- **What you will do**:
Find all the lines in the entries below that hold the word "заезда" and copy them.

──────── Entries provided ────────

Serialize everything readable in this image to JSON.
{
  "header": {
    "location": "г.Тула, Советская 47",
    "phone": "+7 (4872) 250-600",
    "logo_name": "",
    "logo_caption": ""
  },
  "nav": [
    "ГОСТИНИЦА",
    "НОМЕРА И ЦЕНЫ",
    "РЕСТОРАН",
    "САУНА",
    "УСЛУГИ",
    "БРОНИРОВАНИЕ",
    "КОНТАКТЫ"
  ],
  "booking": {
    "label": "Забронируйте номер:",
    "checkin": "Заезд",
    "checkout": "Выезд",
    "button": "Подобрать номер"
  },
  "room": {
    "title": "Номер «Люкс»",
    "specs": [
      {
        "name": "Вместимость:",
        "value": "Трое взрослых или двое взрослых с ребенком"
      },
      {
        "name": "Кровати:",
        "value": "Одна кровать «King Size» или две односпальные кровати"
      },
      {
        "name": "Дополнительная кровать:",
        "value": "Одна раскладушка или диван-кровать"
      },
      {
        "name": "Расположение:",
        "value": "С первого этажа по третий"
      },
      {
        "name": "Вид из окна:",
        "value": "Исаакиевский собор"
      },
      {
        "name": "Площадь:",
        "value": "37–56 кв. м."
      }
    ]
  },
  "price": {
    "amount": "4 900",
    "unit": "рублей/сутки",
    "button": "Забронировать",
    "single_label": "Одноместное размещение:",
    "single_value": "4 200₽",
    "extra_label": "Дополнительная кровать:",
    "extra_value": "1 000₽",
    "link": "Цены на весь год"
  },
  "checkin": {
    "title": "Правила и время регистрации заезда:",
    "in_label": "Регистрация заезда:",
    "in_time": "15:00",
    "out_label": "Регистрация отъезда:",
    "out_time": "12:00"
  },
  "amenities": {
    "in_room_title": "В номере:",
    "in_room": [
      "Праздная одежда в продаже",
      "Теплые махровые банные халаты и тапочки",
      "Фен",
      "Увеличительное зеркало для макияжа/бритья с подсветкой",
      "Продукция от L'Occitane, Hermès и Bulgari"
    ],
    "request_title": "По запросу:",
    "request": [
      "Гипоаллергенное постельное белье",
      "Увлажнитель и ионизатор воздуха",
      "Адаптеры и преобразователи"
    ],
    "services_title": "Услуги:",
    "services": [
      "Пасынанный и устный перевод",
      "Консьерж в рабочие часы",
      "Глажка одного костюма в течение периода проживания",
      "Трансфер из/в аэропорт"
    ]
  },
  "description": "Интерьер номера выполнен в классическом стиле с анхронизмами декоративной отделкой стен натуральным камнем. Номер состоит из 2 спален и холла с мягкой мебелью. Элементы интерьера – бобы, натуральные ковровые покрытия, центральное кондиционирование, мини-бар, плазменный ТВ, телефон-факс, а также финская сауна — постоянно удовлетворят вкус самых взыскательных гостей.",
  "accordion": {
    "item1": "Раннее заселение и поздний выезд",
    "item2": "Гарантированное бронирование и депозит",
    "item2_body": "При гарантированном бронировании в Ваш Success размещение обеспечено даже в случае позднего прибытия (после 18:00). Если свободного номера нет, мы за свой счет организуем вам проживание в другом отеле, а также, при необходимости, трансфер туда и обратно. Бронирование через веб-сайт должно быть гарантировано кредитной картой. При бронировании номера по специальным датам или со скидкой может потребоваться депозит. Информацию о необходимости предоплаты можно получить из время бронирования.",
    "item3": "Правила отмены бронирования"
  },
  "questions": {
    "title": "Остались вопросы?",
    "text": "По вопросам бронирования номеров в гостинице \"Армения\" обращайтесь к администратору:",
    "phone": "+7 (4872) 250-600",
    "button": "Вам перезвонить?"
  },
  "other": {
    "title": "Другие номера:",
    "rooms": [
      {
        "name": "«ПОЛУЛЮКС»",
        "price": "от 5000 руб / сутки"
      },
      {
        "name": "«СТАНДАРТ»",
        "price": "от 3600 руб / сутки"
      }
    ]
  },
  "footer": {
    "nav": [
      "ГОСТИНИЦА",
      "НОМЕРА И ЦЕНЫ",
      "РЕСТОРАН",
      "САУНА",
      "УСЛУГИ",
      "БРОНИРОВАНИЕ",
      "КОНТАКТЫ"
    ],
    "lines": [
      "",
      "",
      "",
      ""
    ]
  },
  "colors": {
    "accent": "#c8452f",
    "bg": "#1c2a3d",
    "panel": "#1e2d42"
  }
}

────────

- **Result of this exercise**:
    "title": "Правила и время регистрации заезда:",
    "in_label": "Регистрация заезда:",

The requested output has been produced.